The individual investor can’t win, and increasingly doesn’t want to play — so says the media. Articles continue to point out retail investors’ distaste for stocks and their departure from the market. A recent Wall Street Journal article interviewed several Main Street investors who had thrown in the towel, and the Oct. 18 plummet of Google’s stock after it mistakenly released earnings early — resulting in individual investors not being able to cancel buy orders quickly enough — added more fuel to the fire.
We probably all know people who have decided that they’d rather not try to grow wealth via stocks. The events of the past few years have understandably left many wondering whether it makes sense to participate in the market.

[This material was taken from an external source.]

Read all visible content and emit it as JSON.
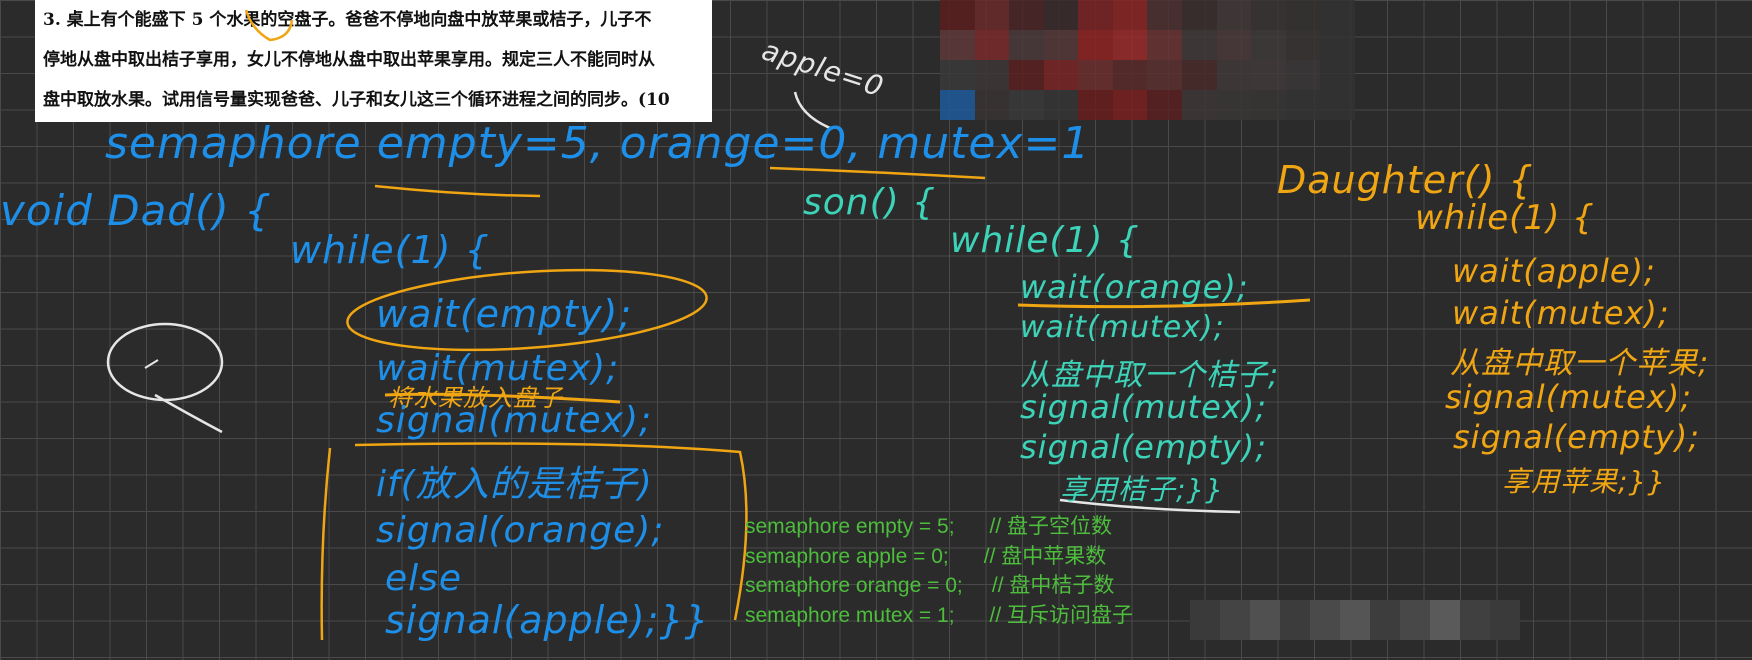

But at the most recent meeting of the Editorial Advisory and Securities Review Committee, committee member Bob Bilkie recalled advice from a mentor of his, Chuck Ricker. Ricker believed that skepticism is what sustains bull markets, and faith is what ends them. To elaborate on this thought, investing legend Sir John Templeton said, “Bull markets are born on pessimism, grow on skepticism, mature on optimism and die on euphoria.”
The lesson here is that success in investing requires constantly moving against the tide of public opinion. It might be the most difficult lesson to learn — and to teach. This is the case even though history has shown repeatedly that the best returns are obtained by finding high-quality stocks during the worst of times, when fear rules the market instead of greed (or euphoria, as Templeton put it).
What’s strange is that we’re seeing this disinterest amid a good year for the market. Even though the current earnings season has been difficult and could lead the markets lower, as of mid October the Standard & Poor’s 500 was still up almost 14 percent for the year through Oct. 19.
Keep in mind that pessimism comes and goes, but the fundamentals for companies remain: The population will continue to grow and more people will need goods and services. There will be winners and losers, and the winners likely will be those that are well-managed.
We urge readers to continue spreading this message to those who have left the market and provide whatever education they can so that everyone in our lives can have the chance to secure their financial future.